REQUIRED WORK = An unchanged copy of each entry below is needed; keep the pictures out of it.

──────── RECORD EXCERPTS ────────

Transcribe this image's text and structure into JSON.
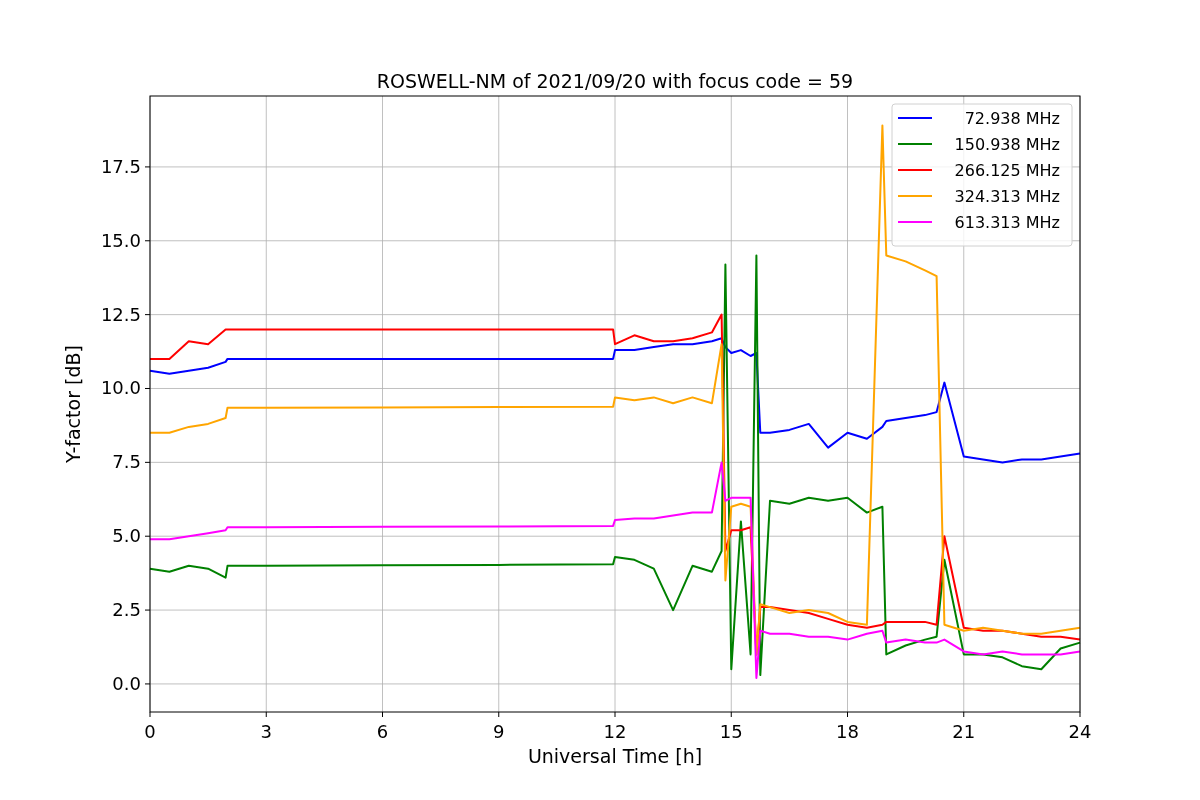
{
  "figure": {
    "chart_data": {
      "type": "line",
      "title": "ROSWELL-NM of 2021/09/20 with focus code = 59",
      "xlabel": "Universal Time [h]",
      "ylabel": "Y-factor [dB]",
      "x": [
        0,
        0.5,
        1,
        1.5,
        1.95,
        2,
        3,
        6,
        9,
        11.95,
        12,
        12.5,
        13,
        13.5,
        14,
        14.5,
        14.75,
        14.85,
        15,
        15.25,
        15.5,
        15.65,
        15.75,
        16,
        16.5,
        17,
        17.5,
        18,
        18.5,
        18.9,
        19,
        19.5,
        20,
        20.3,
        20.5,
        21,
        21.5,
        22,
        22.5,
        23,
        23.5,
        24
      ],
      "series": [
        {
          "name": "72.938 MHz",
          "color": "#0000ff",
          "values": [
            10.6,
            10.5,
            10.6,
            10.7,
            10.9,
            11.0,
            11.0,
            11.0,
            11.0,
            11.0,
            11.3,
            11.3,
            11.4,
            11.5,
            11.5,
            11.6,
            11.7,
            11.4,
            11.2,
            11.3,
            11.1,
            11.2,
            8.5,
            8.5,
            8.6,
            8.8,
            8.0,
            8.5,
            8.3,
            8.7,
            8.9,
            9.0,
            9.1,
            9.2,
            10.2,
            7.7,
            7.6,
            7.5,
            7.6,
            7.6,
            7.7,
            7.8
          ]
        },
        {
          "name": "150.938 MHz",
          "color": "#008000",
          "values": [
            3.9,
            3.8,
            4.0,
            3.9,
            3.6,
            4.0,
            4.0,
            4.02,
            4.03,
            4.05,
            4.3,
            4.2,
            3.9,
            2.5,
            4.0,
            3.8,
            4.5,
            14.2,
            0.5,
            5.5,
            1.0,
            14.5,
            0.3,
            6.2,
            6.1,
            6.3,
            6.2,
            6.3,
            5.8,
            6.0,
            1.0,
            1.3,
            1.5,
            1.6,
            4.2,
            1.0,
            1.0,
            0.9,
            0.6,
            0.5,
            1.2,
            1.4
          ]
        },
        {
          "name": "266.125 MHz",
          "color": "#ff0000",
          "values": [
            11.0,
            11.0,
            11.6,
            11.5,
            12.0,
            12.0,
            12.0,
            12.0,
            12.0,
            12.0,
            11.5,
            11.8,
            11.6,
            11.6,
            11.7,
            11.9,
            12.5,
            4.5,
            5.2,
            5.2,
            5.3,
            1.0,
            2.6,
            2.6,
            2.5,
            2.4,
            2.2,
            2.0,
            1.9,
            2.0,
            2.1,
            2.1,
            2.1,
            2.0,
            5.0,
            1.9,
            1.8,
            1.8,
            1.7,
            1.6,
            1.6,
            1.5
          ]
        },
        {
          "name": "324.313 MHz",
          "color": "#ffa500",
          "values": [
            8.5,
            8.5,
            8.7,
            8.8,
            9.0,
            9.35,
            9.35,
            9.36,
            9.37,
            9.38,
            9.7,
            9.6,
            9.7,
            9.5,
            9.7,
            9.5,
            11.5,
            3.5,
            6.0,
            6.1,
            6.0,
            1.0,
            2.7,
            2.6,
            2.4,
            2.5,
            2.4,
            2.1,
            2.0,
            18.9,
            14.5,
            14.3,
            14.0,
            13.8,
            2.0,
            1.8,
            1.9,
            1.8,
            1.7,
            1.7,
            1.8,
            1.9
          ]
        },
        {
          "name": "613.313 MHz",
          "color": "#ff00ff",
          "values": [
            4.9,
            4.9,
            5.0,
            5.1,
            5.2,
            5.3,
            5.3,
            5.32,
            5.33,
            5.35,
            5.55,
            5.6,
            5.6,
            5.7,
            5.8,
            5.8,
            7.5,
            6.2,
            6.3,
            6.3,
            6.3,
            0.2,
            1.8,
            1.7,
            1.7,
            1.6,
            1.6,
            1.5,
            1.7,
            1.8,
            1.4,
            1.5,
            1.4,
            1.4,
            1.5,
            1.1,
            1.0,
            1.1,
            1.0,
            1.0,
            1.0,
            1.1
          ]
        }
      ],
      "grid": true,
      "legend": "upper right",
      "xlim": [
        0,
        24
      ],
      "ylim": [
        -0.95,
        19.9
      ],
      "xticks": [
        0,
        3,
        6,
        9,
        12,
        15,
        18,
        21,
        24
      ],
      "yticks": [
        {
          "value": 0,
          "label": "0.0"
        },
        {
          "value": 2.5,
          "label": "2.5"
        },
        {
          "value": 5,
          "label": "5.0"
        },
        {
          "value": 7.5,
          "label": "7.5"
        },
        {
          "value": 10,
          "label": "10.0"
        },
        {
          "value": 12.5,
          "label": "12.5"
        },
        {
          "value": 15,
          "label": "15.0"
        },
        {
          "value": 17.5,
          "label": "17.5"
        }
      ]
    }
  }
}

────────

RESPONSE TO THE EXERCISE =
Transcribe this image's text and structure into JSON.
{
  "figure": {
    "chart_data": {
      "type": "line",
      "title": "ROSWELL-NM of 2021/09/20 with focus code = 59",
      "xlabel": "Universal Time [h]",
      "ylabel": "Y-factor [dB]",
      "x": [
        0,
        0.5,
        1,
        1.5,
        1.95,
        2,
        3,
        6,
        9,
        11.95,
        12,
        12.5,
        13,
        13.5,
        14,
        14.5,
        14.75,
        14.85,
        15,
        15.25,
        15.5,
        15.65,
        15.75,
        16,
        16.5,
        17,
        17.5,
        18,
        18.5,
        18.9,
        19,
        19.5,
        20,
        20.3,
        20.5,
        21,
        21.5,
        22,
        22.5,
        23,
        23.5,
        24
      ],
      "series": [
        {
          "name": "72.938 MHz",
          "color": "#0000ff",
          "values": [
            10.6,
            10.5,
            10.6,
            10.7,
            10.9,
            11.0,
            11.0,
            11.0,
            11.0,
            11.0,
            11.3,
            11.3,
            11.4,
            11.5,
            11.5,
            11.6,
            11.7,
            11.4,
            11.2,
            11.3,
            11.1,
            11.2,
            8.5,
            8.5,
            8.6,
            8.8,
            8.0,
            8.5,
            8.3,
            8.7,
            8.9,
            9.0,
            9.1,
            9.2,
            10.2,
            7.7,
            7.6,
            7.5,
            7.6,
            7.6,
            7.7,
            7.8
          ]
        },
        {
          "name": "150.938 MHz",
          "color": "#008000",
          "values": [
            3.9,
            3.8,
            4.0,
            3.9,
            3.6,
            4.0,
            4.0,
            4.02,
            4.03,
            4.05,
            4.3,
            4.2,
            3.9,
            2.5,
            4.0,
            3.8,
            4.5,
            14.2,
            0.5,
            5.5,
            1.0,
            14.5,
            0.3,
            6.2,
            6.1,
            6.3,
            6.2,
            6.3,
            5.8,
            6.0,
            1.0,
            1.3,
            1.5,
            1.6,
            4.2,
            1.0,
            1.0,
            0.9,
            0.6,
            0.5,
            1.2,
            1.4
          ]
        },
        {
          "name": "266.125 MHz",
          "color": "#ff0000",
          "values": [
            11.0,
            11.0,
            11.6,
            11.5,
            12.0,
            12.0,
            12.0,
            12.0,
            12.0,
            12.0,
            11.5,
            11.8,
            11.6,
            11.6,
            11.7,
            11.9,
            12.5,
            4.5,
            5.2,
            5.2,
            5.3,
            1.0,
            2.6,
            2.6,
            2.5,
            2.4,
            2.2,
            2.0,
            1.9,
            2.0,
            2.1,
            2.1,
            2.1,
            2.0,
            5.0,
            1.9,
            1.8,
            1.8,
            1.7,
            1.6,
            1.6,
            1.5
          ]
        },
        {
          "name": "324.313 MHz",
          "color": "#ffa500",
          "values": [
            8.5,
            8.5,
            8.7,
            8.8,
            9.0,
            9.35,
            9.35,
            9.36,
            9.37,
            9.38,
            9.7,
            9.6,
            9.7,
            9.5,
            9.7,
            9.5,
            11.5,
            3.5,
            6.0,
            6.1,
            6.0,
            1.0,
            2.7,
            2.6,
            2.4,
            2.5,
            2.4,
            2.1,
            2.0,
            18.9,
            14.5,
            14.3,
            14.0,
            13.8,
            2.0,
            1.8,
            1.9,
            1.8,
            1.7,
            1.7,
            1.8,
            1.9
          ]
        },
        {
          "name": "613.313 MHz",
          "color": "#ff00ff",
          "values": [
            4.9,
            4.9,
            5.0,
            5.1,
            5.2,
            5.3,
            5.3,
            5.32,
            5.33,
            5.35,
            5.55,
            5.6,
            5.6,
            5.7,
            5.8,
            5.8,
            7.5,
            6.2,
            6.3,
            6.3,
            6.3,
            0.2,
            1.8,
            1.7,
            1.7,
            1.6,
            1.6,
            1.5,
            1.7,
            1.8,
            1.4,
            1.5,
            1.4,
            1.4,
            1.5,
            1.1,
            1.0,
            1.1,
            1.0,
            1.0,
            1.0,
            1.1
          ]
        }
      ],
      "grid": true,
      "legend": "upper right",
      "xlim": [
        0,
        24
      ],
      "ylim": [
        -0.95,
        19.9
      ],
      "xticks": [
        0,
        3,
        6,
        9,
        12,
        15,
        18,
        21,
        24
      ],
      "yticks": [
        {
          "value": 0,
          "label": "0.0"
        },
        {
          "value": 2.5,
          "label": "2.5"
        },
        {
          "value": 5,
          "label": "5.0"
        },
        {
          "value": 7.5,
          "label": "7.5"
        },
        {
          "value": 10,
          "label": "10.0"
        },
        {
          "value": 12.5,
          "label": "12.5"
        },
        {
          "value": 15,
          "label": "15.0"
        },
        {
          "value": 17.5,
          "label": "17.5"
        }
      ]
    }
  }
}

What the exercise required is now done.